Sometimes the composer’s name is what draws us into the concert hall, even if a particular work is unfamiliar to us. At other times, the music itself outshines its creator. And then there are those works whose authorship remains a mystery, like the Toy Symphony on tonight’s program. The first published version, which appeared in 1820, listed Joseph Haydn – incorrectly – as its composer. How did this happen?
Until the mid-19th century, copyright laws were largely nonexistent. To boost sales, music publishers often deliberately and erroneously attributed works to popular composers. This Toy Symphony – there are others, some written by well-known composers like Felix Mendelssohn – has been attributed to Mozart’s father Leopold, both Haydn and his brother Michael, and an Austrian Benedictine monk/liturgical composer named Edmund Angerer (1740-1794). The latest historical research presents at least four different partial manuscript versions of this Toy Symphony and makes a strong argument for Angerer as its most likely author.

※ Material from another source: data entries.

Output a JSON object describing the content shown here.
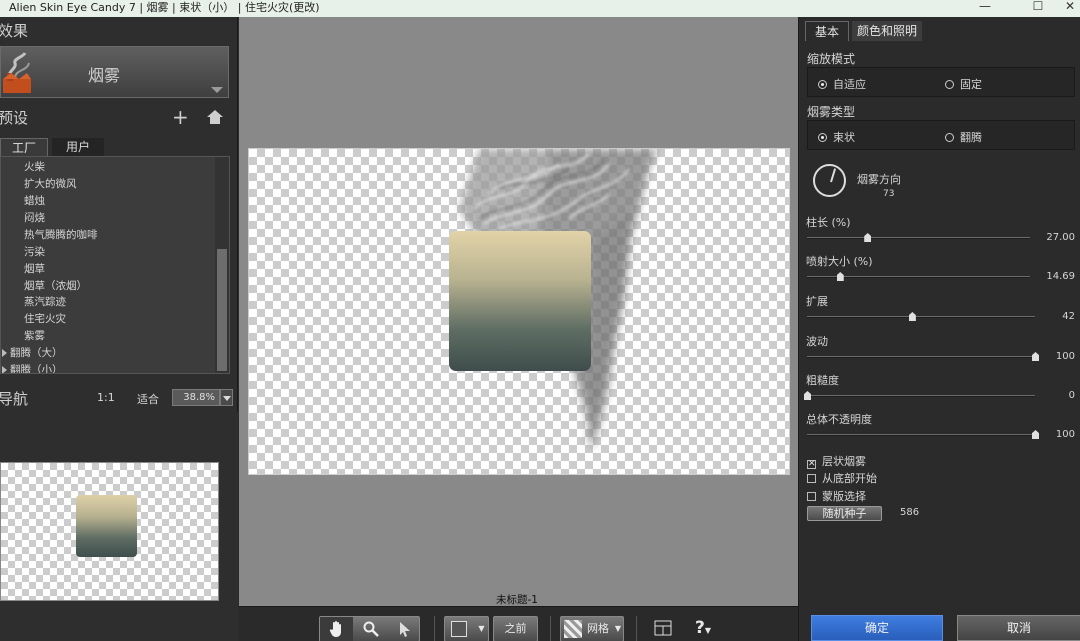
{
  "window": {
    "title": "Alien Skin Eye Candy 7 | 烟雾 | 束状（小） | 住宅火灾(更改)",
    "controls": [
      "minimize-icon",
      "maximize-icon",
      "close-icon"
    ]
  },
  "effects": {
    "section_title": "效果",
    "current_effect": "烟雾"
  },
  "presets": {
    "section_title": "预设",
    "add_icon": "plus-icon",
    "home_icon": "home-icon",
    "tabs": [
      {
        "label": "工厂",
        "active": true
      },
      {
        "label": "用户",
        "active": false
      }
    ],
    "items": [
      "火柴",
      "扩大的微风",
      "蜡烛",
      "闷烧",
      "热气腾腾的咖啡",
      "污染",
      "烟草",
      "烟草（浓烟）",
      "蒸汽踪迹",
      "住宅火灾",
      "紫雾"
    ],
    "groups": [
      "翻腾（大）",
      "翻腾（小）"
    ]
  },
  "navigator": {
    "section_title": "导航",
    "ratio_label": "1:1",
    "fit_label": "适合",
    "zoom_value": "38.8%"
  },
  "canvas": {
    "document_title": "未标题-1"
  },
  "toolbar": {
    "tools": [
      "hand-icon",
      "zoom-icon",
      "pointer-icon"
    ],
    "before_label": "之前",
    "grid_label": "网格",
    "help_icon": "question-icon"
  },
  "settings": {
    "tabs": [
      {
        "label": "基本",
        "active": true
      },
      {
        "label": "颜色和照明",
        "active": false
      }
    ],
    "zoom_mode": {
      "label": "缩放模式",
      "options": [
        {
          "label": "自适应",
          "selected": true
        },
        {
          "label": "固定",
          "selected": false
        }
      ]
    },
    "smoke_type": {
      "label": "烟雾类型",
      "options": [
        {
          "label": "束状",
          "selected": true
        },
        {
          "label": "翻腾",
          "selected": false
        }
      ]
    },
    "direction": {
      "label": "烟雾方向",
      "value": "73"
    },
    "sliders": [
      {
        "label": "柱长 (%)",
        "value": "27.00",
        "fraction": 0.27
      },
      {
        "label": "喷射大小 (%)",
        "value": "14.69",
        "fraction": 0.1469
      },
      {
        "label": "扩展",
        "value": "42",
        "fraction": 0.46
      },
      {
        "label": "波动",
        "value": "100",
        "fraction": 1.0
      },
      {
        "label": "粗糙度",
        "value": "0",
        "fraction": 0.0
      },
      {
        "label": "总体不透明度",
        "value": "100",
        "fraction": 1.0
      }
    ],
    "checkboxes": [
      {
        "label": "层状烟雾",
        "checked": true
      },
      {
        "label": "从底部开始",
        "checked": false
      },
      {
        "label": "蒙版选择",
        "checked": false
      }
    ],
    "random_seed_label": "随机种子",
    "random_seed_value": "586"
  },
  "actions": {
    "ok_label": "确定",
    "cancel_label": "取消",
    "ok_color": "#2f6ad0"
  }
}
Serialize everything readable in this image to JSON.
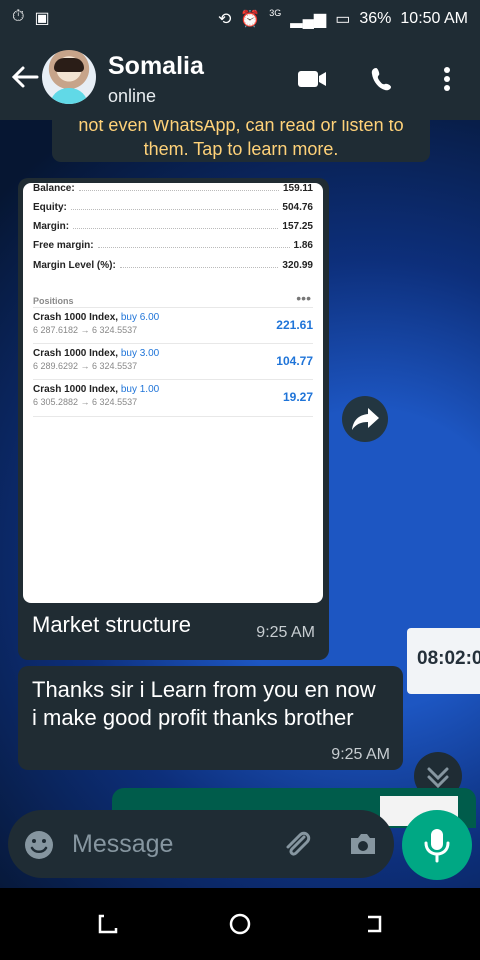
{
  "status_bar": {
    "network": "3G",
    "battery": "36%",
    "time": "10:50 AM"
  },
  "app_bar": {
    "contact_name": "Somalia",
    "status": "online",
    "icons": [
      "back-arrow-icon",
      "video-call-icon",
      "phone-icon",
      "more-vertical-icon"
    ]
  },
  "encryption_notice": {
    "line1": "not even WhatsApp, can read or listen to",
    "line2": "them. Tap to learn more."
  },
  "image_message": {
    "caption": "Market structure",
    "time": "9:25 AM",
    "screenshot": {
      "summary": [
        {
          "label": "Balance:",
          "value": "159.11"
        },
        {
          "label": "Equity:",
          "value": "504.76"
        },
        {
          "label": "Margin:",
          "value": "157.25"
        },
        {
          "label": "Free margin:",
          "value": "1.86"
        },
        {
          "label": "Margin Level (%):",
          "value": "320.99"
        }
      ],
      "positions_title": "Positions",
      "positions_menu": "•••",
      "positions": [
        {
          "symbol": "Crash 1000 Index,",
          "side": "buy 6.00",
          "range": "6 287.6182 → 6 324.5537",
          "profit": "221.61"
        },
        {
          "symbol": "Crash 1000 Index,",
          "side": "buy 3.00",
          "range": "6 289.6292 → 6 324.5537",
          "profit": "104.77"
        },
        {
          "symbol": "Crash 1000 Index,",
          "side": "buy 1.00",
          "range": "6 305.2882 → 6 324.5537",
          "profit": "19.27"
        }
      ]
    }
  },
  "text_message": {
    "text": "Thanks sir i Learn from you en now i make good profit thanks brother",
    "time": "9:25 AM"
  },
  "background_clock": "08:02:0",
  "composer": {
    "placeholder": "Message",
    "icons": [
      "emoji-icon",
      "attach-icon",
      "camera-icon",
      "mic-icon"
    ]
  },
  "colors": {
    "header": "#1f2c34",
    "bubble": "#202c33",
    "accent": "#00a884",
    "notice_text": "#ffd279"
  }
}
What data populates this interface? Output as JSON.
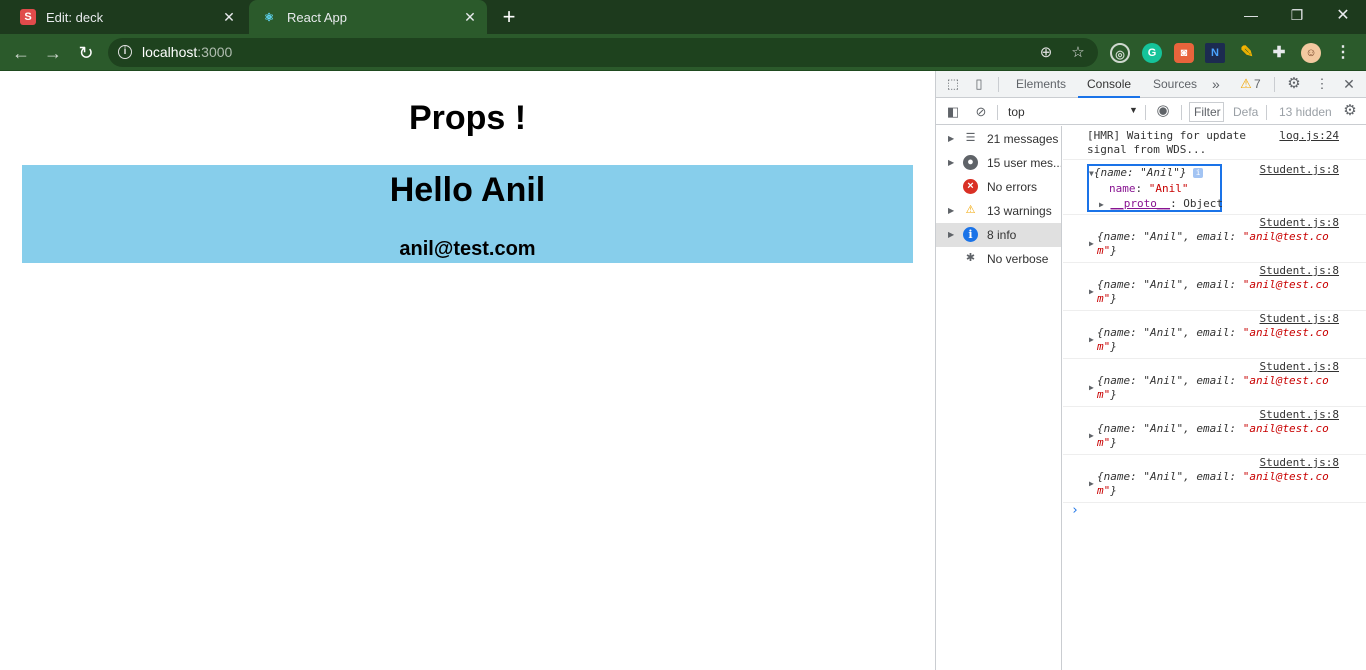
{
  "browser": {
    "tabs": [
      {
        "title": "Edit: deck",
        "favicon": "S",
        "active": false
      },
      {
        "title": "React App",
        "favicon": "react-icon",
        "active": true
      }
    ],
    "new_tab_label": "+",
    "url_host": "localhost",
    "url_port": ":3000"
  },
  "page": {
    "heading": "Props !",
    "student": {
      "greeting": "Hello Anil",
      "email": "anil@test.com",
      "background_color": "#87ceeb"
    }
  },
  "devtools": {
    "tabs": [
      "Elements",
      "Console",
      "Sources"
    ],
    "active_tab": "Console",
    "more_tabs": "»",
    "warning_count": "7",
    "context": "top",
    "filter_placeholder": "Filter",
    "levels_label": "Defa",
    "hidden_label": "13 hidden",
    "sidebar": [
      {
        "label": "21 messages",
        "icon": "list-icon"
      },
      {
        "label": "15 user mes...",
        "icon": "user-icon"
      },
      {
        "label": "No errors",
        "icon": "error-icon"
      },
      {
        "label": "13 warnings",
        "icon": "warning-icon"
      },
      {
        "label": "8 info",
        "icon": "info-icon"
      },
      {
        "label": "No verbose",
        "icon": "bug-icon"
      }
    ],
    "console": {
      "hmr_line1": "[HMR] Waiting for update",
      "hmr_line2": "signal from WDS...",
      "hmr_source": "log.js:24",
      "expanded_source": "Student.js:8",
      "expanded_summary": "{name: \"Anil\"}",
      "expanded_key": "name",
      "expanded_value": "\"Anil\"",
      "proto_key": "__proto__",
      "proto_value": ": Object",
      "log_source": "Student.js:8",
      "log_line1_prefix": "{name: \"Anil\", email: ",
      "log_line1_str": "\"anil@test.co",
      "log_line2_str": "m\"",
      "log_line2_suffix": "}",
      "log_count": 6,
      "prompt": "›"
    }
  }
}
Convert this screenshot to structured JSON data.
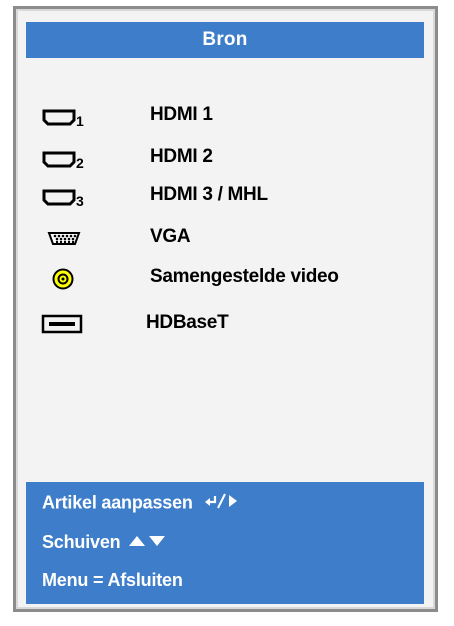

This delightful mini-symphony has three movements – fast, slow, fast – and showcases the toys, particularly the insistent cuckoo and nightingale bird whistles. Other toy instruments featured include the glockenspiel, triangle, drum, and ratchet.
© Elizabeth Schwartz.